Urban Garden: Residential Construction in Berlin
Text: Jana Hampe
In the heart of Germany's capital, Grüntuch Ernst Architects have designed an alternative to Berlin's typical perimeter blocks that opens up to the street while offering great individuality in the dwellings.
Architect: Grüntuch Ernst Architekten, Berlin
Location: Schwedter Straße 40, 10435 Berlin, Germany
Located between the Berlin Mitte and Prenzlauer Berg districts, the new Marthashof housing complex by Grüntuch Ernst Architects offers a design that departs from the conventional perimeter block principle by opening the classical Berlin closed court into a neighbourhood garden. A green centre has thus come about within the urban ensemble. The 3,000 m2 car-free garden courtyard is an access area, community space and point of identification for the residents in one.
The staggered structure of the buildings surrounding this green space and their various roof terraces reduce any sense of massiveness in the complex. Varied front elevations more typical of a long-evolved urban structure are the result. This effect is reinforced by the three different facade types: a white rendered finish that alternates with post-and-beam walls, and brown anodized-metal facades with perforated folding shading elements.
This diversity is made even more legible by the different dwelling types that the ensemble has to offer.

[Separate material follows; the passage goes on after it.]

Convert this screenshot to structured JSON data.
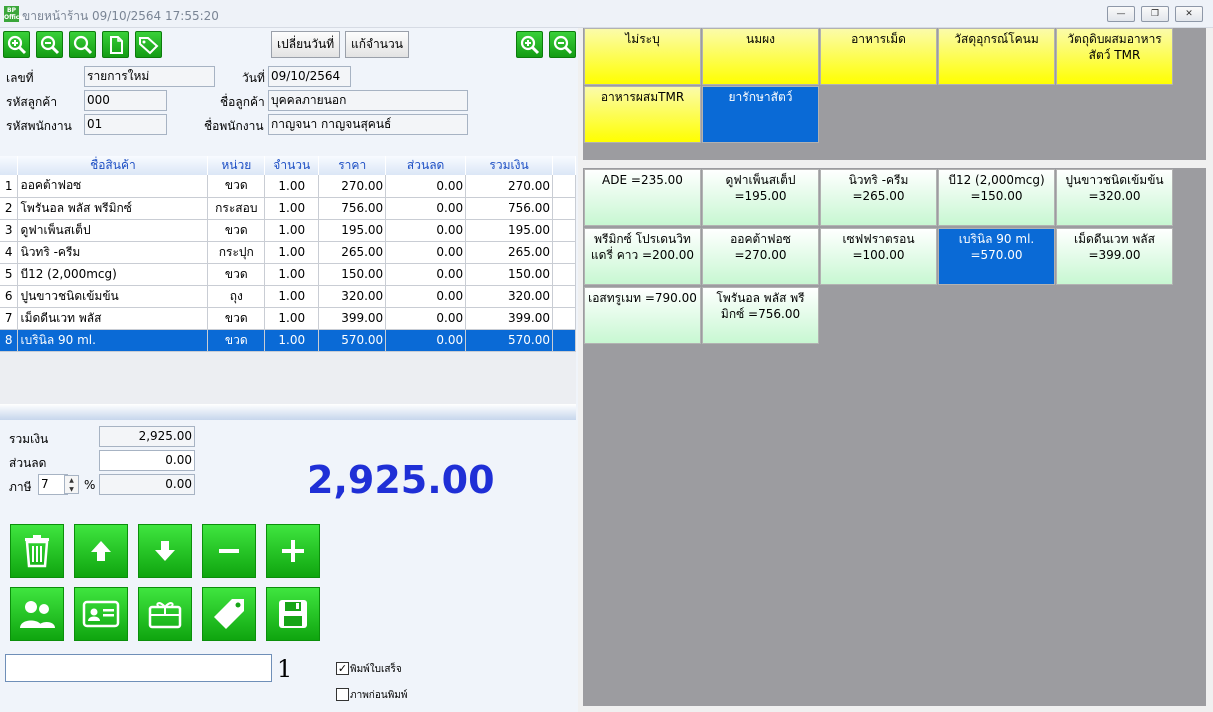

Whether single-room studios, maisonette and penthouse flats or townhouse-type units, they can all be found at the Marthashof complex.
Client: Stofanel Investment AG,
Structural engineer: Pelle Ingenieurgesellschaft mbH
M&E: Ingenieurbüro für Energie- und Haustechnik Andreas Duba GmbH
Landscape architecture: Levin Monsigny Gesellschaft von Landschaftsarchitekten mbH
Geothermal energy: Mull und Partner Ingenieurgesellschaft mbH
Gross floor area: 23,600 m²
Usable space: 17,800 m²
Number of apartments: 138
Size of apartments: 70-250 m²
Area for special use: 400 m²
Area for commercial use: 400 m²
Period of construction: 2010-2012
More about the project in DETAIL 3/2014 »Higher-Density Housing«.